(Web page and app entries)
== Segment start ==
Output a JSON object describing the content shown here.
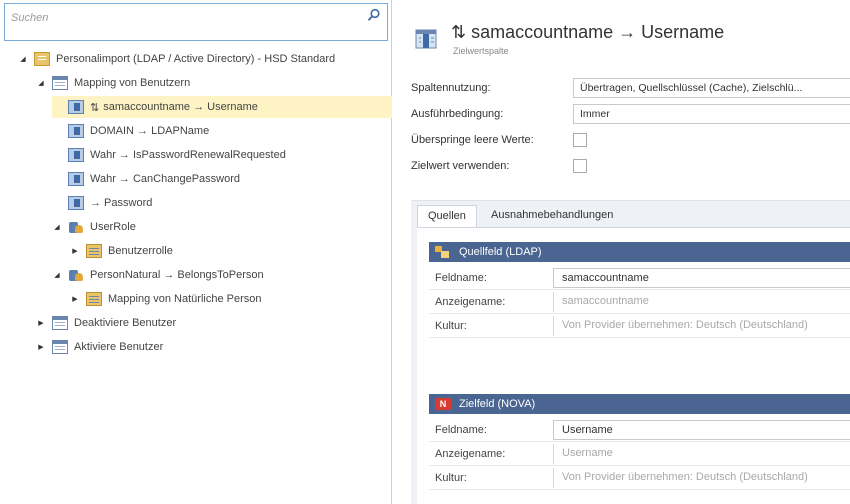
{
  "search": {
    "placeholder": "Suchen"
  },
  "tree": {
    "root": "Personalimport (LDAP / Active Directory) - HSD Standard",
    "mapping_users": "Mapping von Benutzern",
    "item_samaccount": "samaccountname → Username",
    "item_samaccount_prefix": "⇅",
    "item_domain": "DOMAIN → LDAPName",
    "item_wahr1": "Wahr → IsPasswordRenewalRequested",
    "item_wahr2": "Wahr → CanChangePassword",
    "item_password": "→ Password",
    "userrole": "UserRole",
    "benutzerrolle": "Benutzerrolle",
    "personnatural": "PersonNatural → BelongsToPerson",
    "mapping_natural": "Mapping von Natürliche Person",
    "deaktiviere": "Deaktiviere Benutzer",
    "aktiviere": "Aktiviere Benutzer"
  },
  "header": {
    "title": "⇅ samaccountname → Username",
    "subtitle": "Zielwertspalte"
  },
  "properties": {
    "spaltennutzung_label": "Spaltennutzung:",
    "spaltennutzung_value": "Übertragen, Quellschlüssel (Cache), Zielschlü...",
    "ausfuehrbedingung_label": "Ausführbedingung:",
    "ausfuehrbedingung_value": "Immer",
    "ueberspringe_label": "Überspringe leere Werte:",
    "zielwert_label": "Zielwert verwenden:"
  },
  "tabs": {
    "quellen": "Quellen",
    "ausnahme": "Ausnahmebehandlungen"
  },
  "source": {
    "header": "Quellfeld (LDAP)",
    "feldname_label": "Feldname:",
    "feldname_value": "samaccountname",
    "anzeigename_label": "Anzeigename:",
    "anzeigename_value": "samaccountname",
    "kultur_label": "Kultur:",
    "kultur_value": "Von Provider übernehmen: Deutsch (Deutschland)"
  },
  "target": {
    "header": "Zielfeld (NOVA)",
    "badge": "N",
    "feldname_label": "Feldname:",
    "feldname_value": "Username",
    "anzeigename_label": "Anzeigename:",
    "anzeigename_value": "Username",
    "kultur_label": "Kultur:",
    "kultur_value": "Von Provider übernehmen: Deutsch (Deutschland)"
  },
  "icons": {
    "search": "search-icon",
    "table": "table-icon",
    "import": "import-icon",
    "map": "mapping-icon",
    "role": "role-icon"
  },
  "colors": {
    "selected_row": "#fdf3c4",
    "group_header": "#4a6591",
    "tab_area": "#eef1f5",
    "search_border": "#7aa9d8"
  }
}
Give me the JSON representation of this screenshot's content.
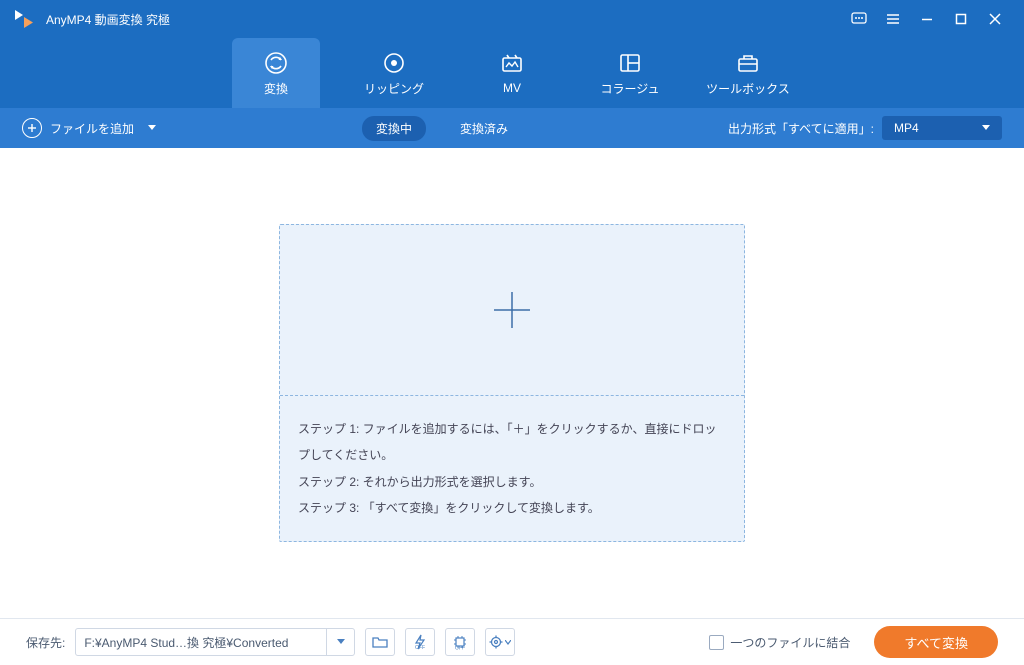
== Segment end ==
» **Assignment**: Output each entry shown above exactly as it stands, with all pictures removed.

» **Solution for this exercise**:
Output a JSON object describing the content shown here.
{
  "search": {
    "placeholder": "Suchen"
  },
  "tree": {
    "root": "Personalimport (LDAP / Active Directory) - HSD Standard",
    "mapping_users": "Mapping von Benutzern",
    "item_samaccount": "samaccountname → Username",
    "item_samaccount_prefix": "⇅",
    "item_domain": "DOMAIN → LDAPName",
    "item_wahr1": "Wahr → IsPasswordRenewalRequested",
    "item_wahr2": "Wahr → CanChangePassword",
    "item_password": "→ Password",
    "userrole": "UserRole",
    "benutzerrolle": "Benutzerrolle",
    "personnatural": "PersonNatural → BelongsToPerson",
    "mapping_natural": "Mapping von Natürliche Person",
    "deaktiviere": "Deaktiviere Benutzer",
    "aktiviere": "Aktiviere Benutzer"
  },
  "header": {
    "title": "⇅ samaccountname → Username",
    "subtitle": "Zielwertspalte"
  },
  "properties": {
    "spaltennutzung_label": "Spaltennutzung:",
    "spaltennutzung_value": "Übertragen, Quellschlüssel (Cache), Zielschlü...",
    "ausfuehrbedingung_label": "Ausführbedingung:",
    "ausfuehrbedingung_value": "Immer",
    "ueberspringe_label": "Überspringe leere Werte:",
    "zielwert_label": "Zielwert verwenden:"
  },
  "tabs": {
    "quellen": "Quellen",
    "ausnahme": "Ausnahmebehandlungen"
  },
  "source": {
    "header": "Quellfeld (LDAP)",
    "feldname_label": "Feldname:",
    "feldname_value": "samaccountname",
    "anzeigename_label": "Anzeigename:",
    "anzeigename_value": "samaccountname",
    "kultur_label": "Kultur:",
    "kultur_value": "Von Provider übernehmen: Deutsch (Deutschland)"
  },
  "target": {
    "header": "Zielfeld (NOVA)",
    "badge": "N",
    "feldname_label": "Feldname:",
    "feldname_value": "Username",
    "anzeigename_label": "Anzeigename:",
    "anzeigename_value": "Username",
    "kultur_label": "Kultur:",
    "kultur_value": "Von Provider übernehmen: Deutsch (Deutschland)"
  },
  "icons": {
    "search": "search-icon",
    "table": "table-icon",
    "import": "import-icon",
    "map": "mapping-icon",
    "role": "role-icon"
  },
  "colors": {
    "selected_row": "#fdf3c4",
    "group_header": "#4a6591",
    "tab_area": "#eef1f5",
    "search_border": "#7aa9d8"
  }
}
Give me the JSON representation of this screenshot's content.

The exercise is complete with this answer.